Unequal access to SSI significantly undermines the potential it could offer to millions of smallholder farmers and to national and regional economic growth. SSI offers potential for improved equity through increased involvement of women and youth in, for example, processing of high-value crops and animal based food products. Innovative collaboration with, and between, private sector actors in technology markets, agricultural produce markets and finance would enable SSI to play a greater role in fostering advances in gender inclusion. In making the most of these opportunities, the right balance needs to be found between supporting the wider use of diverse, context specific irrigation-related technologies and approaches, and understanding the trade-offs that each of these may require.
Sustainable and profitable scaling of SSI also demands an awareness of the trade-offs. Scaling up the use of pumps needs to be balanced with managing the risks of increased water scarcity and groundwater depletion. Trade-offs often need to be made between different SSI technologies and water uses, and between irrigated production for household consumption, and nutrition or income. Solar powered irrigation has good potential to generate income and profit. Clear alignment between the resilience of people and the environment to climate shocks and stresses is not always immediately obvious.

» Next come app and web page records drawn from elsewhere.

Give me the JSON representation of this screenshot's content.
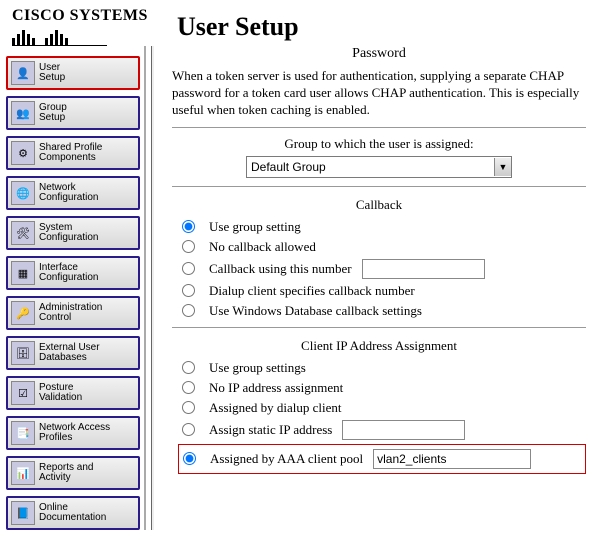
{
  "logo": {
    "brand": "CISCO SYSTEMS"
  },
  "page_title": "User Setup",
  "nav": {
    "items": [
      {
        "label": "User\nSetup",
        "glyph": "👤",
        "active": true
      },
      {
        "label": "Group\nSetup",
        "glyph": "👥"
      },
      {
        "label": "Shared Profile\nComponents",
        "glyph": "⚙"
      },
      {
        "label": "Network\nConfiguration",
        "glyph": "🌐"
      },
      {
        "label": "System\nConfiguration",
        "glyph": "🛠"
      },
      {
        "label": "Interface\nConfiguration",
        "glyph": "▦"
      },
      {
        "label": "Administration\nControl",
        "glyph": "🔑"
      },
      {
        "label": "External User\nDatabases",
        "glyph": "🗄"
      },
      {
        "label": "Posture\nValidation",
        "glyph": "☑"
      },
      {
        "label": "Network Access\nProfiles",
        "glyph": "📑"
      },
      {
        "label": "Reports and\nActivity",
        "glyph": "📊"
      },
      {
        "label": "Online\nDocumentation",
        "glyph": "📘"
      }
    ]
  },
  "password": {
    "title": "Password",
    "desc": "When a token server is used for authentication, supplying a separate CHAP password for a token card user allows CHAP authentication. This is especially useful when token caching is enabled."
  },
  "group": {
    "label": "Group to which the user is assigned:",
    "selected": "Default Group"
  },
  "callback": {
    "title": "Callback",
    "options": [
      "Use group setting",
      "No callback allowed",
      "Callback using this number",
      "Dialup client specifies callback number",
      "Use Windows Database callback settings"
    ],
    "number_value": ""
  },
  "ip": {
    "title": "Client IP Address Assignment",
    "options": [
      "Use group settings",
      "No IP address assignment",
      "Assigned by dialup client",
      "Assign static IP address",
      "Assigned by AAA client pool"
    ],
    "static_value": "",
    "pool_value": "vlan2_clients"
  }
}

DOWNLOAD: ILSSI brief on economic growth
Contributing to solutions
Profitability and economic benefits from SSI
ILSSI uses multiple methods to assess profitability of small scale irrigation in different value chains. Research shows that SSI directly contributes to economic growth by generating higher profits and incomes for farmers compared to rainfed agriculture and offers opportunities to entrepreneurs and others in irrigated value chains.
Knowledge products and sharing to improve future investments
Knowledge development and sharing at multiple levels helps to inform future investments. ILSSI facilitates access to information and networking opportunities to market actors through platforms at national level. Research-based evidence form a basis for tools and briefs for practitioners, while publications contribute to scientific knowledge. ILSSI also co-convenes and participates in regional and global groups to help shape policies, programs and projects. In this way, ILSSI can design research and outputs that contribute to more equitable outcomes from nutrition-sensitive irrigation investments and enhance environmental sustainability.
Market systems approaches to expand sustainable SSI
ILSSI research uses a market systems perspective to identify approaches to expand and accelerate farmer-led irrigation. We engage private actors – such as irrigation technology suppliers and producer cooperatives – to test business models, pilot asset-based finance tools and facilitate market linkages within the irrigation sub-sector, toward sustainable and equitable SSI.
Targeted interventions to support equitable SSI investments
Access to small scale irrigation can lead to, but doesn’t assure, improved equity. Smallholder producers – especially women – continue to face constraints. Through generating knowledge on constraints, development investors can better design and target interventions. ILSSI works with private partners to understand ‘bottom of the pyramid’ market segments, and how to target the resource poor farmers to enable access to irrigation technology.
- Linkages between small scale irrigation and women’s empowerment
- Business model scenarios and suitability: Smallholder solar pump-based irrigation in Ethiopia (IWMI research report)
- Improving the availability and effectiveness of rural and “micro” finance for small-scale irrigation in Sub-Saharan Africa: a review of lessons learned (IWMI working paper)
- Suitability mapping framework for solar photovoltaic pumps for smallholder farmers in sub-Saharan Africa